- Place back foot in the pocket of the board with your ‘toes’ slightly over the edge.
- Simultaneously jump while swooping your back foot behind you.
- Causing the board to rotate in a flat motion 180 degrees.
Don’t fret if you can’t get the board to rotate 180 on your first go. It might not even happen in the first week!
Just keep practicing and trying different foot placements with your back foot. You’ll get it, we promise.
- Manual: The manual is one of the most important tricks any skateboarder can learn as it literally opens the gateway into an entire realm of trick progression. That being said, manual tricks are known to be some of the hardest and most frustrating tricks possible, but that also means they are some of the most rewarding. For beginners, the manual is best conceived of as a wheelie; where you lift up your front wheels and balance on the back. Sounds simple enough right? But as you will see, it’s quite difficult to hold it for long. Try to first manual one square’s length on a sidewalk. Or if you really have the hang of it, you can attempt a nose-manual and lift your back trucks to balance on your front wheels.
- Stand on your board with your backfoot planted on your tail.
- Place the weight on your backfoot and life your nose to get your front wheels off the ground.
- Balance and hold.
Practicing your manuals at the beginners stage can also potentially reveal to you your akinship to being a more technical versus commitment skater.
Don’t worry, we’ll have an article on the subject coming out soon. In the meantime, hit the city sidewalks and practice those manuals.
- Drop In: Disclaimer: The drop in should not be attempted on a ramp or quarter pipe unless you are confident in your abilities and ideally are not skating alone. That being said, you don’t have to head for the halfpipe to learn to drop in–even your driveway or neighborhood curb can get you well on your way to becoming the next Tony Hawk. Nonetheless, the drop in is on this list because it really marks the standard for when you’re breaching out of the beginner stage. Since the drop in is the perfect amalgamation of commitment and control, it stands the test of time as one of the hardest tricks to really master as a beginner. More than likely, you might even learn to ollie first before you learn to drop in. Still, don’t worry, we’ve got proven tips to help you master the Drop In.
- Maneuver your board onto the lip of the obstacle.
- Plant your back foot on the tail securing the board.
- Place both feet on the board and grab your nose.

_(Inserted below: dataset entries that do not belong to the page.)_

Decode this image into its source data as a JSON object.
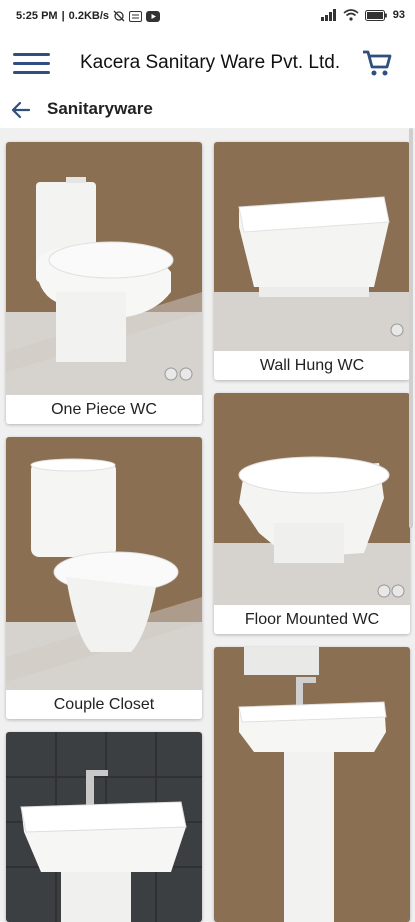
{
  "status": {
    "time": "5:25 PM",
    "speed": "0.2KB/s",
    "battery": "93"
  },
  "header": {
    "title": "Kacera Sanitary Ware Pvt. Ltd.",
    "menu_icon": "hamburger-menu-icon",
    "cart_icon": "shopping-cart-icon"
  },
  "subheader": {
    "title": "Sanitaryware",
    "back_icon": "back-arrow-icon"
  },
  "products": [
    {
      "name": "One Piece WC"
    },
    {
      "name": "Wall Hung WC"
    },
    {
      "name": "Couple Closet"
    },
    {
      "name": "Floor Mounted WC"
    },
    {
      "name": ""
    },
    {
      "name": ""
    }
  ],
  "colors": {
    "accent": "#2f4f7f",
    "wall_brown": "#8b6f52",
    "floor_grey": "#d6d2cd"
  }
}
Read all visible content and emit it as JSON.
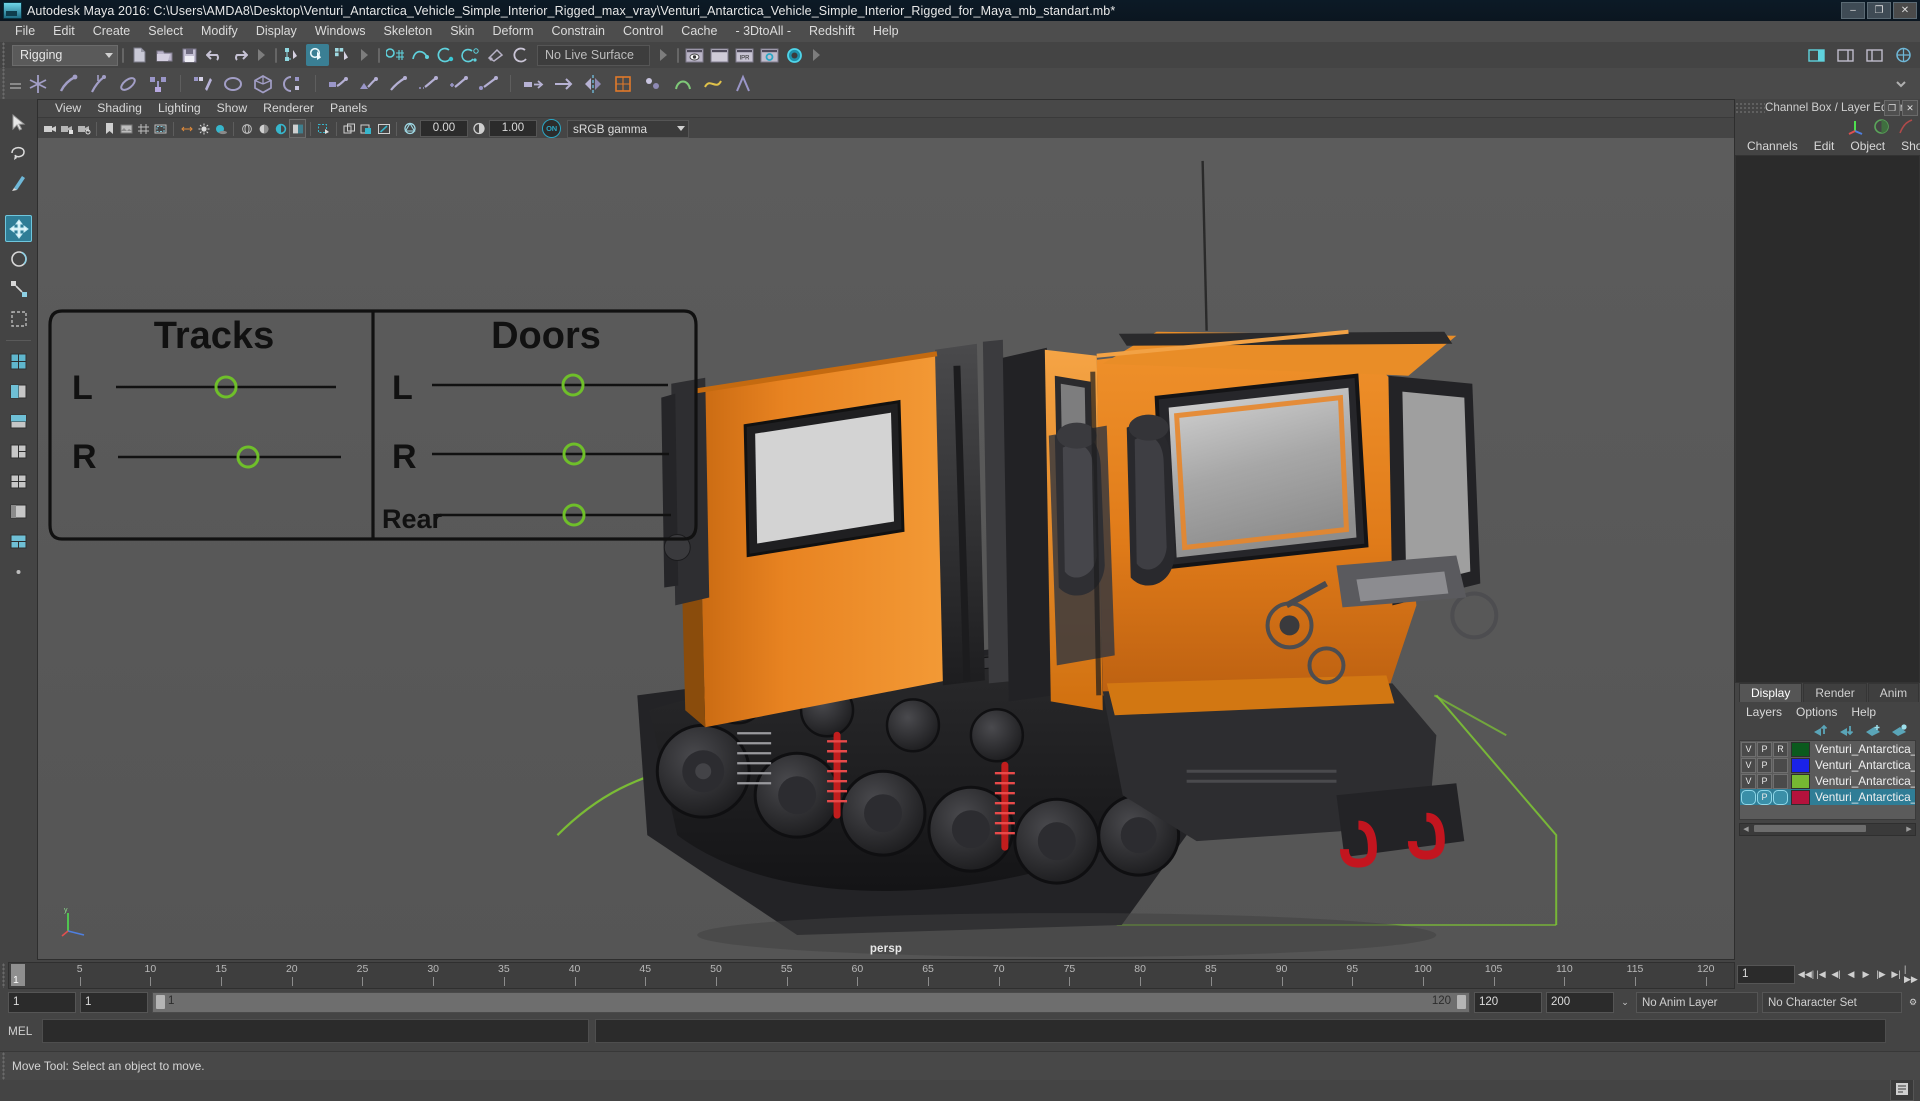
{
  "window": {
    "title": "Autodesk Maya 2016: C:\\Users\\AMDA8\\Desktop\\Venturi_Antarctica_Vehicle_Simple_Interior_Rigged_max_vray\\Venturi_Antarctica_Vehicle_Simple_Interior_Rigged_for_Maya_mb_standart.mb*",
    "minimize": "–",
    "maximize": "❐",
    "close": "✕"
  },
  "menubar": {
    "items": [
      "File",
      "Edit",
      "Create",
      "Select",
      "Modify",
      "Display",
      "Windows",
      "Skeleton",
      "Skin",
      "Deform",
      "Constrain",
      "Control",
      "Cache",
      "- 3DtoAll -",
      "Redshift",
      "Help"
    ]
  },
  "toolbar": {
    "mode_selector": "Rigging",
    "live_surface": "No Live Surface",
    "ipr_label": "IPR"
  },
  "viewport": {
    "menu": [
      "View",
      "Shading",
      "Lighting",
      "Show",
      "Renderer",
      "Panels"
    ],
    "exposure_value": "0.00",
    "gamma_value": "1.00",
    "color_mgmt_toggle": "ON",
    "color_profile": "sRGB gamma",
    "camera_label": "persp"
  },
  "control_panel": {
    "tracks": {
      "title": "Tracks",
      "rows": [
        {
          "label": "L",
          "handle_color": "#6fbf2a"
        },
        {
          "label": "R",
          "handle_color": "#6fbf2a"
        }
      ]
    },
    "doors": {
      "title": "Doors",
      "rows": [
        {
          "label": "L",
          "handle_color": "#6fbf2a"
        },
        {
          "label": "R",
          "handle_color": "#6fbf2a"
        },
        {
          "label": "Rear",
          "handle_color": "#6fbf2a"
        }
      ]
    }
  },
  "right_panel": {
    "title": "Channel Box / Layer Editor",
    "menu": [
      "Channels",
      "Edit",
      "Object",
      "Show"
    ],
    "restore": "❐",
    "close": "✕"
  },
  "layer_editor": {
    "tabs": [
      "Display",
      "Render",
      "Anim"
    ],
    "active_tab": "Display",
    "menu": [
      "Layers",
      "Options",
      "Help"
    ],
    "columns": [
      "V",
      "P",
      "R"
    ],
    "layers": [
      {
        "v": "V",
        "p": "P",
        "r": "R",
        "color": "#0b5a1e",
        "name": "Venturi_Antarctica_Vehicle_Si",
        "selected": false
      },
      {
        "v": "V",
        "p": "P",
        "r": "",
        "color": "#1a22e8",
        "name": "Venturi_Antarctica_Vehicle_Si",
        "selected": false
      },
      {
        "v": "V",
        "p": "P",
        "r": "",
        "color": "#76b832",
        "name": "Venturi_Antarctica_Vehicle_Si",
        "selected": false
      },
      {
        "v": "",
        "p": "P",
        "r": "",
        "color": "#b4123c",
        "name": "Venturi_Antarctica_Veh",
        "selected": true
      }
    ]
  },
  "timeline": {
    "ticks": [
      5,
      10,
      15,
      20,
      25,
      30,
      35,
      40,
      45,
      50,
      55,
      60,
      65,
      70,
      75,
      80,
      85,
      90,
      95,
      100,
      105,
      110,
      115,
      120
    ],
    "current_frame": "1",
    "current_frame_field": "1",
    "range_start_field": "1",
    "range_start_2": "1",
    "range_bar_start": "1",
    "range_bar_end": "120",
    "end_field": "120",
    "max_field": "200",
    "anim_layer": "No Anim Layer",
    "character_set": "No Character Set"
  },
  "command_line": {
    "language": "MEL",
    "input_value": "",
    "output_value": ""
  },
  "status": {
    "message": "Move Tool: Select an object to move."
  },
  "colors": {
    "accent_blue": "#2f7d96",
    "cyan": "#3bbcd6",
    "shelf_purple": "#9a96c8",
    "green_handle": "#6fbf2a",
    "grid_green": "#7ec832",
    "body_orange": "#e07b1a"
  }
}
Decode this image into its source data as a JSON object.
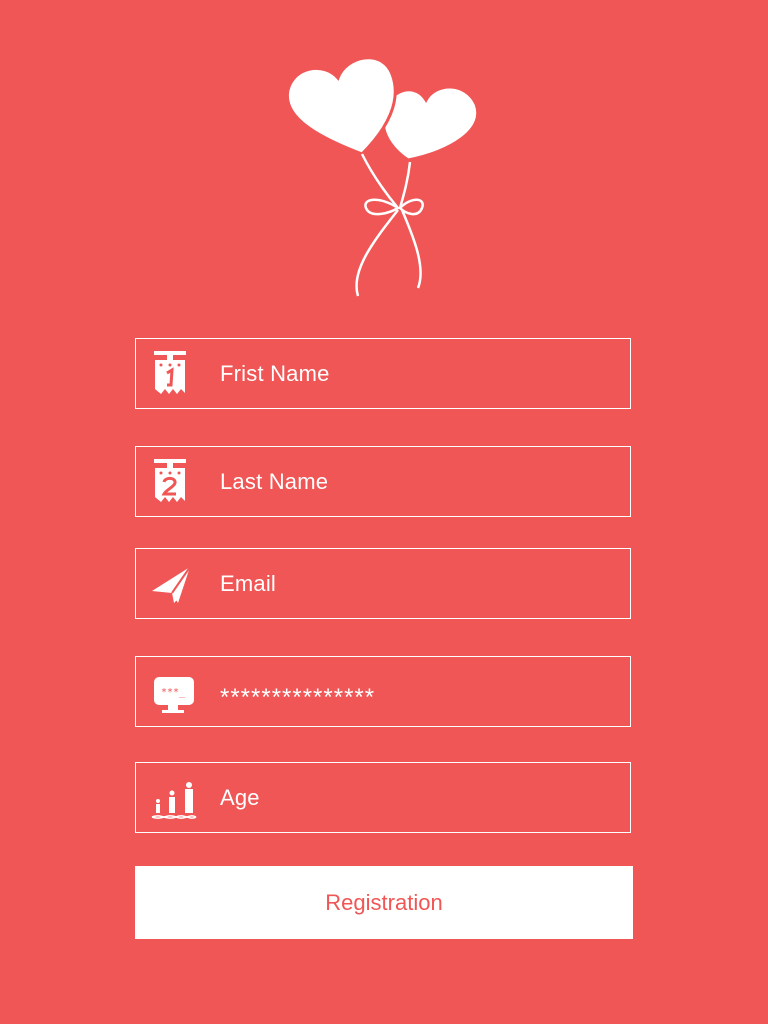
{
  "logo": {
    "icon": "heart-balloons-icon"
  },
  "form": {
    "first_name": {
      "placeholder": "Frist Name",
      "icon": "badge-1-icon"
    },
    "last_name": {
      "placeholder": "Last Name",
      "icon": "badge-2-icon"
    },
    "email": {
      "placeholder": "Email",
      "icon": "paper-plane-icon"
    },
    "password": {
      "value": "***************",
      "icon": "password-monitor-icon"
    },
    "age": {
      "placeholder": "Age",
      "icon": "people-growth-dna-icon"
    }
  },
  "submit": {
    "label": "Registration"
  },
  "colors": {
    "background": "#EF5655",
    "foreground": "#FFFFFF",
    "button_text": "#EF5655"
  }
}
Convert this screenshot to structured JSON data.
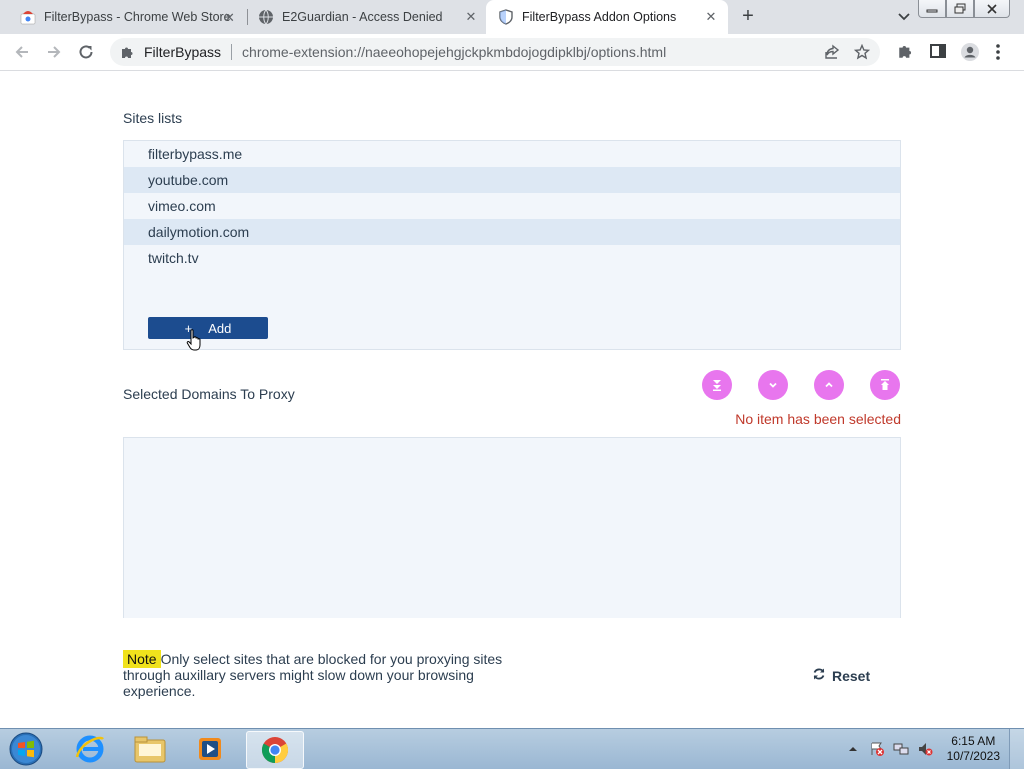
{
  "browser": {
    "tabs": [
      {
        "title": "FilterBypass - Chrome Web Store",
        "icon": "chrome-web-store-icon"
      },
      {
        "title": "E2Guardian - Access Denied",
        "icon": "globe-icon"
      },
      {
        "title": "FilterBypass Addon Options",
        "icon": "shield-icon",
        "active": true
      }
    ],
    "omnibox": {
      "extension_name": "FilterBypass",
      "url": "chrome-extension://naeeohopejehgjckpkmbdojogdipklbj/options.html"
    }
  },
  "page": {
    "sites_label": "Sites lists",
    "sites": [
      "filterbypass.me",
      "youtube.com",
      "vimeo.com",
      "dailymotion.com",
      "twitch.tv"
    ],
    "add_label": "Add",
    "add_symbol": "+",
    "selected_label": "Selected Domains To Proxy",
    "status_message": "No item has been selected",
    "note_badge": "Note",
    "note_text": "Only select sites that are blocked for you proxying sites through auxillary servers might slow down your browsing experience.",
    "reset_label": "Reset",
    "move_buttons": [
      "move-bottom-icon",
      "move-down-icon",
      "move-up-icon",
      "move-top-icon"
    ]
  },
  "taskbar": {
    "time": "6:15 AM",
    "date": "10/7/2023",
    "apps": [
      "internet-explorer-icon",
      "file-explorer-icon",
      "media-player-icon",
      "chrome-icon"
    ]
  },
  "colors": {
    "add_button": "#1c4c8f",
    "move_buttons": "#e876ee",
    "status_message": "#c0392b",
    "note_badge": "#f0e21c"
  }
}
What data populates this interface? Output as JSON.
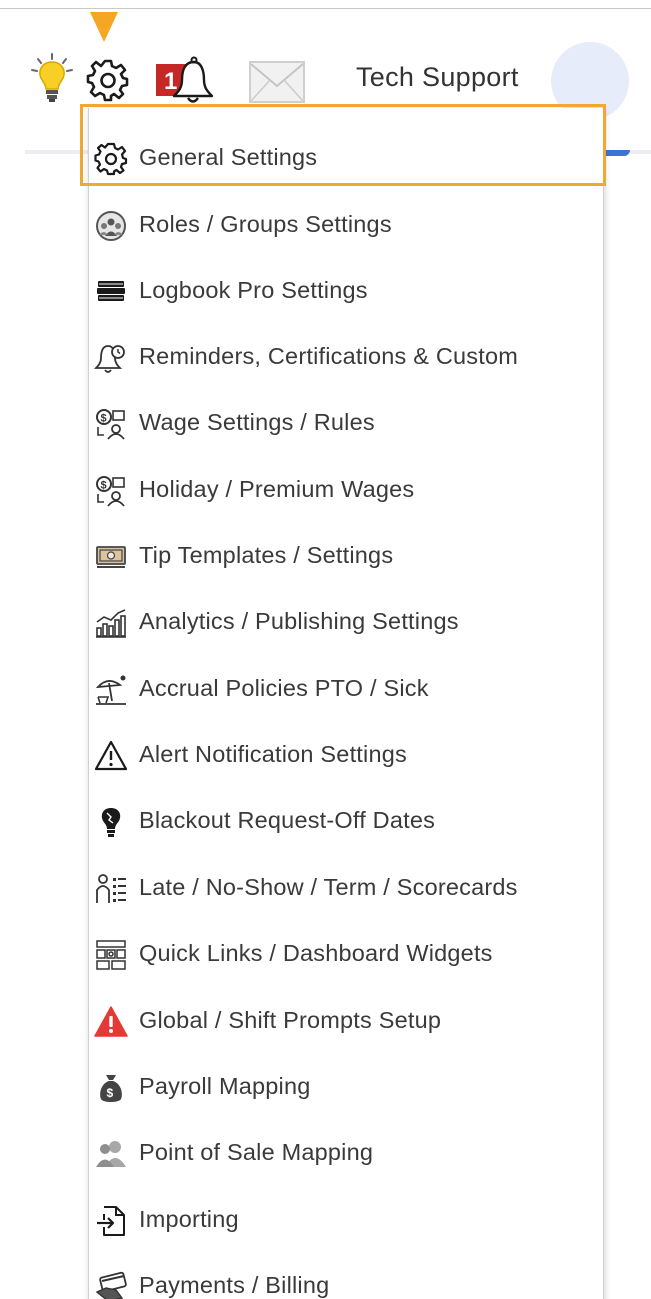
{
  "header": {
    "tech_support_label": "Tech Support",
    "notification_count": "1",
    "icons": [
      "lightbulb-icon",
      "settings-gear-icon",
      "notification-bell-icon",
      "mail-icon",
      "user-avatar"
    ]
  },
  "colors": {
    "accent_orange": "#f5a623",
    "notification_red": "#c62828",
    "alert_red": "#e53935",
    "text": "#3a3a3a",
    "link_blue": "#3a74d8"
  },
  "settings_menu": {
    "items": [
      {
        "label": "General Settings",
        "icon": "gear-icon",
        "active": true
      },
      {
        "label": "Roles / Groups Settings",
        "icon": "roles-groups-icon"
      },
      {
        "label": "Logbook Pro Settings",
        "icon": "logbook-icon"
      },
      {
        "label": "Reminders, Certifications & Custom",
        "icon": "reminder-bell-icon"
      },
      {
        "label": "Wage Settings / Rules",
        "icon": "wage-icon"
      },
      {
        "label": "Holiday / Premium Wages",
        "icon": "holiday-wage-icon"
      },
      {
        "label": "Tip Templates / Settings",
        "icon": "tip-money-icon"
      },
      {
        "label": "Analytics / Publishing Settings",
        "icon": "analytics-chart-icon"
      },
      {
        "label": "Accrual Policies PTO / Sick",
        "icon": "beach-umbrella-icon"
      },
      {
        "label": "Alert Notification Settings",
        "icon": "warning-triangle-icon"
      },
      {
        "label": "Blackout Request-Off Dates",
        "icon": "blackout-bulb-icon"
      },
      {
        "label": "Late / No-Show / Term / Scorecards",
        "icon": "scorecard-icon"
      },
      {
        "label": "Quick Links / Dashboard Widgets",
        "icon": "dashboard-widgets-icon"
      },
      {
        "label": "Global / Shift Prompts Setup",
        "icon": "alert-triangle-red-icon"
      },
      {
        "label": "Payroll Mapping",
        "icon": "money-bag-icon"
      },
      {
        "label": "Point of Sale Mapping",
        "icon": "people-icon"
      },
      {
        "label": "Importing",
        "icon": "import-file-icon"
      },
      {
        "label": "Payments / Billing",
        "icon": "payment-card-icon"
      }
    ]
  }
}
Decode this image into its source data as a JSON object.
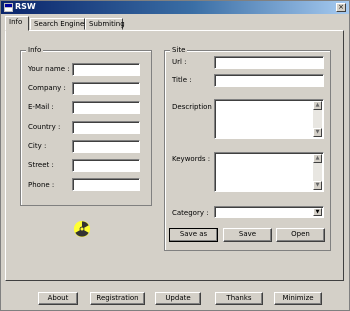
{
  "window": {
    "title": "RSW"
  },
  "tabs": [
    {
      "label": "Info",
      "active": true
    },
    {
      "label": "Search Engines",
      "active": false
    },
    {
      "label": "Submiting",
      "active": false
    }
  ],
  "info_group": {
    "legend": "Info",
    "fields": [
      {
        "label": "Your name :",
        "value": ""
      },
      {
        "label": "Company :",
        "value": ""
      },
      {
        "label": "E-Mail :",
        "value": ""
      },
      {
        "label": "Country :",
        "value": ""
      },
      {
        "label": "City :",
        "value": ""
      },
      {
        "label": "Street :",
        "value": ""
      },
      {
        "label": "Phone :",
        "value": ""
      }
    ]
  },
  "site_group": {
    "legend": "Site",
    "url_label": "Url :",
    "url_value": "",
    "title_label": "Title :",
    "title_value": "",
    "description_label": "Description :",
    "description_value": "",
    "keywords_label": "Keywords :",
    "keywords_value": "",
    "category_label": "Category :",
    "category_value": ""
  },
  "site_buttons": {
    "save_as": "Save as",
    "save": "Save",
    "open": "Open"
  },
  "bottom_buttons": [
    "About",
    "Registration",
    "Update",
    "Thanks",
    "Minimize"
  ],
  "colors": {
    "face": "#d4d0c8",
    "title_start": "#0a246a",
    "title_end": "#a6caf0",
    "icon_yellow": "#ffff33"
  },
  "icons": {
    "app": "rsw-app-icon",
    "status": "radiation-icon"
  }
}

- Lean forward with all your weight, remember to lead with your head and try to kiss your board.
- Roll away into glory.
First things first, maneuver your board onto the lip of the obstacle (which should be downward facing and ideally have a lip). Have all your weight on your back foot to keep your board locked on the lip.
Common Drop In Mistakes
Grab your nose and slowly start to lean forward. Now, this is where most people fail.
They do not proceed to lean ALL THEIR WEIGHT onto their nose. They hesitate and lean back causing disaster. You always want to fall forward in skating, so a proven tip is to act like you’re trying to kiss your board. That’s right, face first. You’ll go only as far as your face leads you, so lean in with everything you got and smash down on that nose with all your weight.
You’ll be riding off into the sunset with the most accomplished beginner trick of your blossoming skate career.
Want to Take Your Skateboarding Tricks to the Next Level?
If you sign up for our skate lessons, our instructors will be there with open arms to catch you if you fall. Learning to skate with others expedites the process and adds more fun.
Find out today how you can help you or your child gain self confidence and maintain an active healthy lifestyle by contacting GoSkate.
Now that you’ve learned these 5 Beginner Skateboard Tricks Everybody Should Learn, you’re well on your way to accomplishing your skateboard dreams.
Remember, skateboarding is best with friends and we’ve even included some ways you can help meet other beginner skaters in your area. Either way, have fun and GoSkate!